Diverting washing machine and bath/shower water into a few mulch basins in the garden does save water, but is only about 20% efficient. If you would like to save up to 90% of the water, this guide is for you.
- If you put 5 gallons of water in one 4 foot diameter mulch basin every day (150 gallons per month), you have not saved 5 gallons per day
- In Tucson, Arizona, that basin only needs 12 gallons for the whole of July for low to medium water-use plants & trees
- So while you have irrigated 150 gallons for the month the actual amount saved is 12 gallons. The irrigation efficiency is 12/150 or 8%. The rest of the water simply drained into the subsoil, wasted
- Instead, the 5 gallons per day could be irrigating 90 square feet of garden
- A family of four, easily generating 100 gallons of graywater per day, could be irrigating 1,700 square feet in Tucson, or over 2,400 square feet in San Diego
Laundry to Landscape
Cost / Benefit Analysis of the different methods.
After applying the irrigation efficiencies of the methods, and determining how much potable water is no longer needed to irrigate the garden, these charts can now be presented.
If you would like the math behind the following charts, please contact us.
Cost vs. Gallons of Potable Water saved over 5 years

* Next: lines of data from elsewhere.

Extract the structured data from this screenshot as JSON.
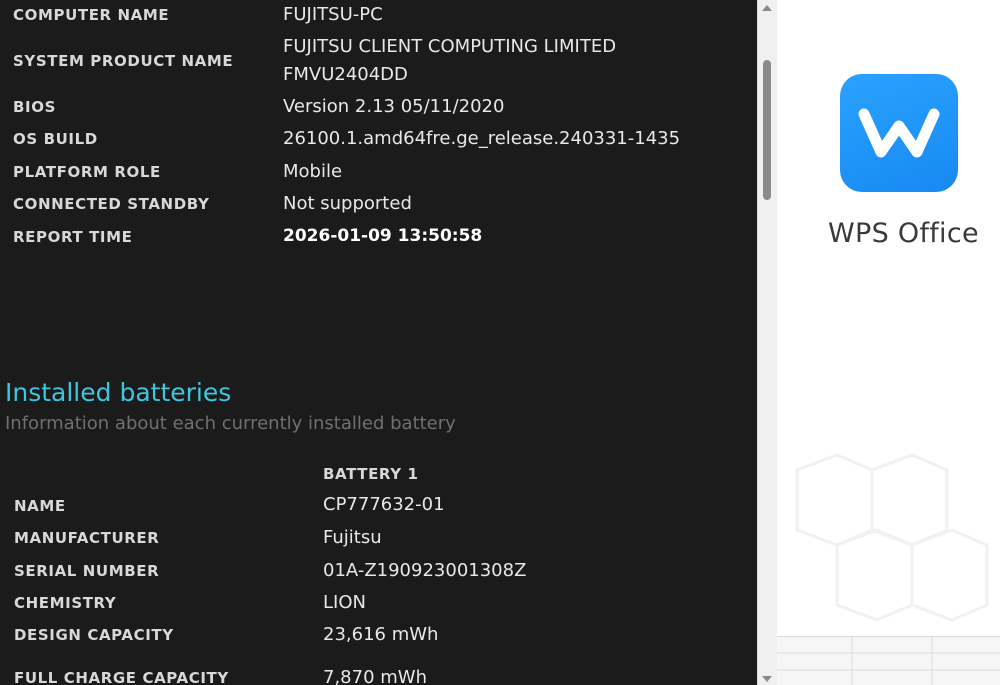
{
  "system_info": {
    "rows": [
      {
        "label": "COMPUTER NAME",
        "value": "FUJITSU-PC"
      },
      {
        "label": "SYSTEM PRODUCT NAME",
        "value": "FUJITSU CLIENT COMPUTING LIMITED",
        "value2": "FMVU2404DD"
      },
      {
        "label": "BIOS",
        "value": "Version 2.13 05/11/2020"
      },
      {
        "label": "OS BUILD",
        "value": "26100.1.amd64fre.ge_release.240331-1435"
      },
      {
        "label": "PLATFORM ROLE",
        "value": "Mobile"
      },
      {
        "label": "CONNECTED STANDBY",
        "value": "Not supported"
      },
      {
        "label": "REPORT TIME",
        "value": "2026-01-09  13:50:58"
      }
    ]
  },
  "batteries": {
    "title": "Installed batteries",
    "subtitle": "Information about each currently installed battery",
    "column_header": "BATTERY 1",
    "rows": [
      {
        "label": "NAME",
        "value": "CP777632-01"
      },
      {
        "label": "MANUFACTURER",
        "value": "Fujitsu"
      },
      {
        "label": "SERIAL NUMBER",
        "value": "01A-Z190923001308Z"
      },
      {
        "label": "CHEMISTRY",
        "value": "LION"
      },
      {
        "label": "DESIGN CAPACITY",
        "value": "23,616 mWh"
      },
      {
        "label": "FULL CHARGE CAPACITY",
        "value": "7,870 mWh"
      }
    ]
  },
  "wps": {
    "app_name": "WPS Office",
    "icon": "wps-logo-icon",
    "brand_color": "#1a8cf5"
  },
  "colors": {
    "section_title": "#3ec6de",
    "background": "#1b1b1b"
  }
}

Paid labor has been used for the installation of all methods except for bucketing of water. A small amount has been added to the bucketing methods, for 1 chiropractic visit (this isn’t a joke, it’s an ongoing issue in Australia).
While voluntary labor (you) can be used to reduce the cost, the efficiency of Branched Drain and Laundry to Landscape methods will typically halve. Those interested in installing their own Branched Drain network should read our detailed section on installing this style of system.
Cost per gallons of water saved over 5 years use
It all comes back to how much potable water (irrigation water out of the tap) is saved by each of the methods of diverting graywater.